- Provided records
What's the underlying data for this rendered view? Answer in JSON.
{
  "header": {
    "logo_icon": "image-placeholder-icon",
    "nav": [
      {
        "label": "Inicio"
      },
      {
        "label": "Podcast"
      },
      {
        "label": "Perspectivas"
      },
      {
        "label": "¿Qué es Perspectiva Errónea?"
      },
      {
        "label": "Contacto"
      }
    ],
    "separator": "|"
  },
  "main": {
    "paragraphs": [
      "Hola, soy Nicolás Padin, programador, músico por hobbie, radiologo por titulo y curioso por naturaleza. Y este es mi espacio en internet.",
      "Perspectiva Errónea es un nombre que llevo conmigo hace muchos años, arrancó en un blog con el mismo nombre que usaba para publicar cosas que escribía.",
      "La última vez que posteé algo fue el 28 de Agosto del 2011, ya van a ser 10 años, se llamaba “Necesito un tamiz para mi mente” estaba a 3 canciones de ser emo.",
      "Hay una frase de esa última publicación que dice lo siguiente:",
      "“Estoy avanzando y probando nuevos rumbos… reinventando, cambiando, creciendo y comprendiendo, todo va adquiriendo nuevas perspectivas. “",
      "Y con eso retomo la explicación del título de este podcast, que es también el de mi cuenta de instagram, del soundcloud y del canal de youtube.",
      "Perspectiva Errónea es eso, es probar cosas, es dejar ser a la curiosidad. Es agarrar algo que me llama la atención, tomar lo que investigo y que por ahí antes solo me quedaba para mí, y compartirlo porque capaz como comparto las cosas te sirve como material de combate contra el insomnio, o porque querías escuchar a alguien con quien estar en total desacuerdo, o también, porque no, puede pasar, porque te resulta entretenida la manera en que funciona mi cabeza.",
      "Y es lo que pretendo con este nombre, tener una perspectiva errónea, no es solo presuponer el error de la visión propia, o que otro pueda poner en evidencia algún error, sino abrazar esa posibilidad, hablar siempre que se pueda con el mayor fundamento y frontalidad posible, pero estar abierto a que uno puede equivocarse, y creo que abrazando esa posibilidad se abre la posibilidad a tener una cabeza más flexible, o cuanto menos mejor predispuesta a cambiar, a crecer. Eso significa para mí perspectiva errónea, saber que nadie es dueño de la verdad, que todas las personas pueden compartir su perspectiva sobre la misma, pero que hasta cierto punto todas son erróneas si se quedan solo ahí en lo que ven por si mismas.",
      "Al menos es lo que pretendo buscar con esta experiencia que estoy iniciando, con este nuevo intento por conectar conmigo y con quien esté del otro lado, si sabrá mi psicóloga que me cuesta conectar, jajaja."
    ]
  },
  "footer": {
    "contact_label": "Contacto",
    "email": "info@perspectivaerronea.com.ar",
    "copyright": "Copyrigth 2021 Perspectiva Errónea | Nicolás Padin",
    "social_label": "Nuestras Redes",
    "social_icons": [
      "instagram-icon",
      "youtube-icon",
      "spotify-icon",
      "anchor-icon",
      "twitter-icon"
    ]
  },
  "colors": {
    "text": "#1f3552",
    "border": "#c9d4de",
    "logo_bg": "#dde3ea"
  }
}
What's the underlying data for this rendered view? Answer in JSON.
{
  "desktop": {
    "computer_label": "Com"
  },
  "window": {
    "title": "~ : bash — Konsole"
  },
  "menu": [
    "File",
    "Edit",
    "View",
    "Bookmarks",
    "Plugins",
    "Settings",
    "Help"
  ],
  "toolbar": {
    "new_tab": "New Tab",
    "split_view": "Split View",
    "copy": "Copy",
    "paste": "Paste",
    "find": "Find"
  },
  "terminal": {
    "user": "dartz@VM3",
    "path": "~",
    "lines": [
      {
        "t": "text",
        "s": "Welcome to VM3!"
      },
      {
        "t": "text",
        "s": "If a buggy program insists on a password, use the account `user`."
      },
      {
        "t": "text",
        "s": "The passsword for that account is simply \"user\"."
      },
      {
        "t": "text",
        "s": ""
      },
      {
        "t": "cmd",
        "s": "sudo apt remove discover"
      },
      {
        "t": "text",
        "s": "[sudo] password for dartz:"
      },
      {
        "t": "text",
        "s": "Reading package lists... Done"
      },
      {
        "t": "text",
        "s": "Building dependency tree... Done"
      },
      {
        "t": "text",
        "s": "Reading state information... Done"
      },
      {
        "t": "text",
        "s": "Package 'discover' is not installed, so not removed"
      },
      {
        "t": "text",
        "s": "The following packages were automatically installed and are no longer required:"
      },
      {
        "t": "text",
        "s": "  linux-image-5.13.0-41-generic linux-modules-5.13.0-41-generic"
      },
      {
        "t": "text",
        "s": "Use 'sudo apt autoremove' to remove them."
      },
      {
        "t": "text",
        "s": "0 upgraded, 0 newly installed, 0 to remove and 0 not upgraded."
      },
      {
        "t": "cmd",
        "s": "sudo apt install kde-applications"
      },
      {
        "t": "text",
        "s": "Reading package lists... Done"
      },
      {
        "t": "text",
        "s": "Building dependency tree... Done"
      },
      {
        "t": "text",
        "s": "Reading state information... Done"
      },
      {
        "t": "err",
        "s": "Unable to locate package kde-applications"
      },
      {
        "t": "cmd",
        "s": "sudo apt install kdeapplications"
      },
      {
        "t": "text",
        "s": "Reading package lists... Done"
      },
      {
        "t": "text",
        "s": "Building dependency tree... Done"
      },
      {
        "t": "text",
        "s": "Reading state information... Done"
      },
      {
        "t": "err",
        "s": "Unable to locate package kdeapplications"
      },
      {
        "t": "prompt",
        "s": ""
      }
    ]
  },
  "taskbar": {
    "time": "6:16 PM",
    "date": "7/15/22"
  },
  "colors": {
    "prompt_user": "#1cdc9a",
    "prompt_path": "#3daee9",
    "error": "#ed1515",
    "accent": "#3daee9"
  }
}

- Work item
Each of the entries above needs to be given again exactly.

- Answer box
What's the underlying data for this rendered view? Answer in JSON.
{
  "header": {
    "logo_icon": "image-placeholder-icon",
    "nav": [
      {
        "label": "Inicio"
      },
      {
        "label": "Podcast"
      },
      {
        "label": "Perspectivas"
      },
      {
        "label": "¿Qué es Perspectiva Errónea?"
      },
      {
        "label": "Contacto"
      }
    ],
    "separator": "|"
  },
  "main": {
    "paragraphs": [
      "Hola, soy Nicolás Padin, programador, músico por hobbie, radiologo por titulo y curioso por naturaleza. Y este es mi espacio en internet.",
      "Perspectiva Errónea es un nombre que llevo conmigo hace muchos años, arrancó en un blog con el mismo nombre que usaba para publicar cosas que escribía.",
      "La última vez que posteé algo fue el 28 de Agosto del 2011, ya van a ser 10 años, se llamaba “Necesito un tamiz para mi mente” estaba a 3 canciones de ser emo.",
      "Hay una frase de esa última publicación que dice lo siguiente:",
      "“Estoy avanzando y probando nuevos rumbos… reinventando, cambiando, creciendo y comprendiendo, todo va adquiriendo nuevas perspectivas. “",
      "Y con eso retomo la explicación del título de este podcast, que es también el de mi cuenta de instagram, del soundcloud y del canal de youtube.",
      "Perspectiva Errónea es eso, es probar cosas, es dejar ser a la curiosidad. Es agarrar algo que me llama la atención, tomar lo que investigo y que por ahí antes solo me quedaba para mí, y compartirlo porque capaz como comparto las cosas te sirve como material de combate contra el insomnio, o porque querías escuchar a alguien con quien estar en total desacuerdo, o también, porque no, puede pasar, porque te resulta entretenida la manera en que funciona mi cabeza.",
      "Y es lo que pretendo con este nombre, tener una perspectiva errónea, no es solo presuponer el error de la visión propia, o que otro pueda poner en evidencia algún error, sino abrazar esa posibilidad, hablar siempre que se pueda con el mayor fundamento y frontalidad posible, pero estar abierto a que uno puede equivocarse, y creo que abrazando esa posibilidad se abre la posibilidad a tener una cabeza más flexible, o cuanto menos mejor predispuesta a cambiar, a crecer. Eso significa para mí perspectiva errónea, saber que nadie es dueño de la verdad, que todas las personas pueden compartir su perspectiva sobre la misma, pero que hasta cierto punto todas son erróneas si se quedan solo ahí en lo que ven por si mismas.",
      "Al menos es lo que pretendo buscar con esta experiencia que estoy iniciando, con este nuevo intento por conectar conmigo y con quien esté del otro lado, si sabrá mi psicóloga que me cuesta conectar, jajaja."
    ]
  },
  "footer": {
    "contact_label": "Contacto",
    "email": "info@perspectivaerronea.com.ar",
    "copyright": "Copyrigth 2021 Perspectiva Errónea | Nicolás Padin",
    "social_label": "Nuestras Redes",
    "social_icons": [
      "instagram-icon",
      "youtube-icon",
      "spotify-icon",
      "anchor-icon",
      "twitter-icon"
    ]
  },
  "colors": {
    "text": "#1f3552",
    "border": "#c9d4de",
    "logo_bg": "#dde3ea"
  }
}
What's the underlying data for this rendered view? Answer in JSON.
{
  "desktop": {
    "computer_label": "Com"
  },
  "window": {
    "title": "~ : bash — Konsole"
  },
  "menu": [
    "File",
    "Edit",
    "View",
    "Bookmarks",
    "Plugins",
    "Settings",
    "Help"
  ],
  "toolbar": {
    "new_tab": "New Tab",
    "split_view": "Split View",
    "copy": "Copy",
    "paste": "Paste",
    "find": "Find"
  },
  "terminal": {
    "user": "dartz@VM3",
    "path": "~",
    "lines": [
      {
        "t": "text",
        "s": "Welcome to VM3!"
      },
      {
        "t": "text",
        "s": "If a buggy program insists on a password, use the account `user`."
      },
      {
        "t": "text",
        "s": "The passsword for that account is simply \"user\"."
      },
      {
        "t": "text",
        "s": ""
      },
      {
        "t": "cmd",
        "s": "sudo apt remove discover"
      },
      {
        "t": "text",
        "s": "[sudo] password for dartz:"
      },
      {
        "t": "text",
        "s": "Reading package lists... Done"
      },
      {
        "t": "text",
        "s": "Building dependency tree... Done"
      },
      {
        "t": "text",
        "s": "Reading state information... Done"
      },
      {
        "t": "text",
        "s": "Package 'discover' is not installed, so not removed"
      },
      {
        "t": "text",
        "s": "The following packages were automatically installed and are no longer required:"
      },
      {
        "t": "text",
        "s": "  linux-image-5.13.0-41-generic linux-modules-5.13.0-41-generic"
      },
      {
        "t": "text",
        "s": "Use 'sudo apt autoremove' to remove them."
      },
      {
        "t": "text",
        "s": "0 upgraded, 0 newly installed, 0 to remove and 0 not upgraded."
      },
      {
        "t": "cmd",
        "s": "sudo apt install kde-applications"
      },
      {
        "t": "text",
        "s": "Reading package lists... Done"
      },
      {
        "t": "text",
        "s": "Building dependency tree... Done"
      },
      {
        "t": "text",
        "s": "Reading state information... Done"
      },
      {
        "t": "err",
        "s": "Unable to locate package kde-applications"
      },
      {
        "t": "cmd",
        "s": "sudo apt install kdeapplications"
      },
      {
        "t": "text",
        "s": "Reading package lists... Done"
      },
      {
        "t": "text",
        "s": "Building dependency tree... Done"
      },
      {
        "t": "text",
        "s": "Reading state information... Done"
      },
      {
        "t": "err",
        "s": "Unable to locate package kdeapplications"
      },
      {
        "t": "prompt",
        "s": ""
      }
    ]
  },
  "taskbar": {
    "time": "6:16 PM",
    "date": "7/15/22"
  },
  "colors": {
    "prompt_user": "#1cdc9a",
    "prompt_path": "#3daee9",
    "error": "#ed1515",
    "accent": "#3daee9"
  }
}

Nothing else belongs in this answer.